The 45-year-old politician recalled that even before she was first elected in 2009, she didn’t expect an easy time in the Knesset – but has been shocked at how her actions have been interpreted and viewed. “I didn’t think people would like my views, because it is part of hatred and hostility toward the other Arab MKs... Fairness means when you disagree with me, you don’t distort my views and you don’t use this distortion in a systematic incitement campaign.”
She said over the years, she has felt dehumanized by constant attacks on her. A July Knesset Channel poll found that 89 percent of Jewish Israelis think Zoabi’s citizenship should be revoked, with 10% opposed.
Zoabi contended that her positions are distorted. “I am a woman, a feminist woman, and for me, justice and personal dignity is a very important value. I wasn’t raised with a nationalist, closed-minded identity. I was raised [with the value of] human respect, that the human being is the most precious thing; not the ideology or land. In the center of my political view and philosophy stands the human being.”
She noted that the outrage over her views and the fact that she received a harsh punishment from the Knesset – for statements supporting sanctions against the state, which academics and activists in Israeli society have also uttered – are “an indication of the weakness of the Israeli political system. There are no political answers to my arguments, and my claims and accusations; if you don’t have a convincing political answer, you start to use hate speech.”
She claimed that if she was Jewish – like outspoken former MK Shulamit Aloni, who passed away in January – she would not have been critiqued by the establishment and elites. Then, “they would not be behind a law that specifically wants to exclude me.”
This “Zoabi Bill” would make it harder for the High Court of Justice to overturn a Central Elections Committee vote to disqualify an MK from running. In December 2012, Zoabi was banned from running for the 19th Knesset due to participation in the Mavi Marmara incident, and findings that she rejected Israel’s identity as a Jewish and democratic state. The High Court overturned the committee’s decision, and Zoabi was reelected as an MK in January 2013.
SHE ASSERTED that her actions are seen as “representing a collective, and the Israeli establishment does not want that the collective; when I represent the Palestinian collective this is more threatening.”
Another aspect she thinks makes her a lightning rod for criticism is that she is an outspoken young woman.
“They expected me to critique the chauvinism of the Arab men; if I do so, then they can call me a rebel. But when this revolutionary woman, I continue the revolution outside the community, implementing it toward the Israeli establishment regarding the same values, then I am provocative.”
Balad is considering running on a combined slate with United Arab List- Ta’al and Hadash, and Zoabi thinks there is a good chance an alliance will be formed.
This will happen “by strengthening our cooperation with the Left movement [Hadash]. We think that one list will increase the belief of the people in politics, because they are so frustrated and don’t believe in Israeli democracy… Currently there are 11 [mandates], the polls tell us we would increase by four to five more seats [together].”

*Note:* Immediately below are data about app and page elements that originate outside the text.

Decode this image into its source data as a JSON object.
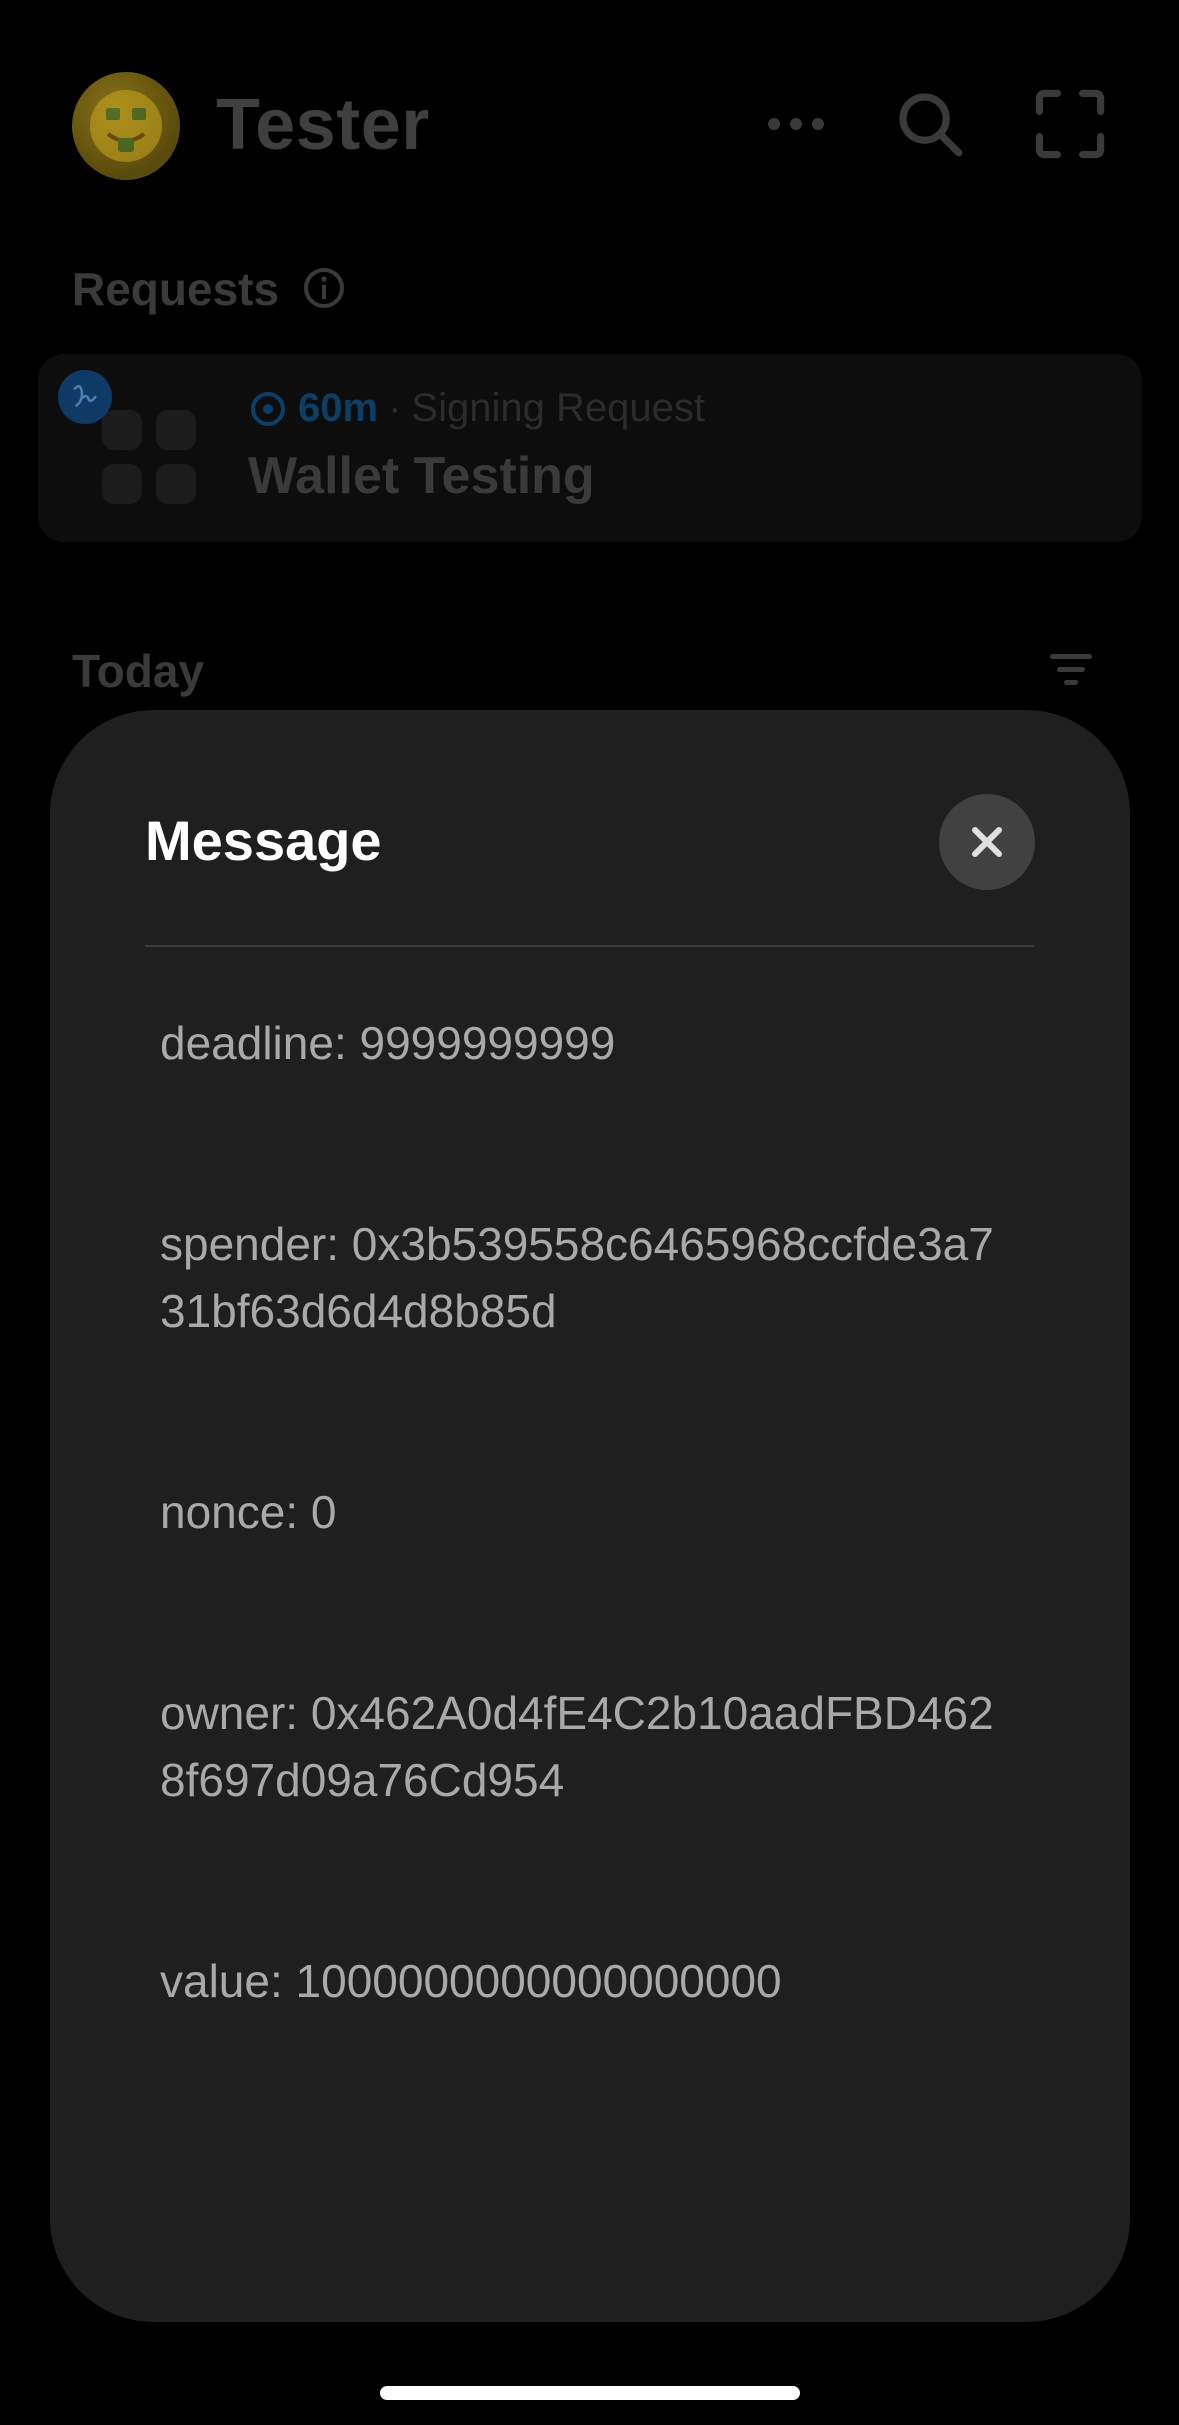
{
  "header": {
    "app_title": "Tester",
    "avatar_icon": "money-mouth-face-icon",
    "more_icon": "ellipsis-icon",
    "search_icon": "search-icon",
    "scan_icon": "scan-icon"
  },
  "requests": {
    "label": "Requests",
    "info_icon": "info-icon",
    "card": {
      "time": "60m",
      "separator": " · ",
      "type": "Signing Request",
      "title": "Wallet Testing"
    }
  },
  "today": {
    "label": "Today",
    "filter_icon": "filter-icon"
  },
  "message_sheet": {
    "title": "Message",
    "close_icon": "close-icon",
    "fields": [
      "deadline: 9999999999",
      "spender: 0x3b539558c6465968ccfde3a731bf63d6d4d8b85d",
      "nonce: 0",
      "owner: 0x462A0d4fE4C2b10aadFBD4628f697d09a76Cd954",
      "value: 1000000000000000000"
    ]
  },
  "colors": {
    "background": "#000000",
    "sheet": "#1f1f1f",
    "close_button": "#414141",
    "accent": "#0d3e66",
    "field_text": "#a9a9a9"
  }
}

This reflects the fact that voter turnout among Arabs has tended to be around 55%, while among Jews it approaches 70%. With a higher electoral threshold of 3.25% in this election, a united Arab party would be ensured representation and might energize voters.
Zoabi is hopeful going into the next elections, and said she thinks being united with Hadash would also appeal to Jewish voters, noting, “There is no obstacle to having more than one Jew [on the combined list] – and maybe not just from Hadash, maybe from Balad.”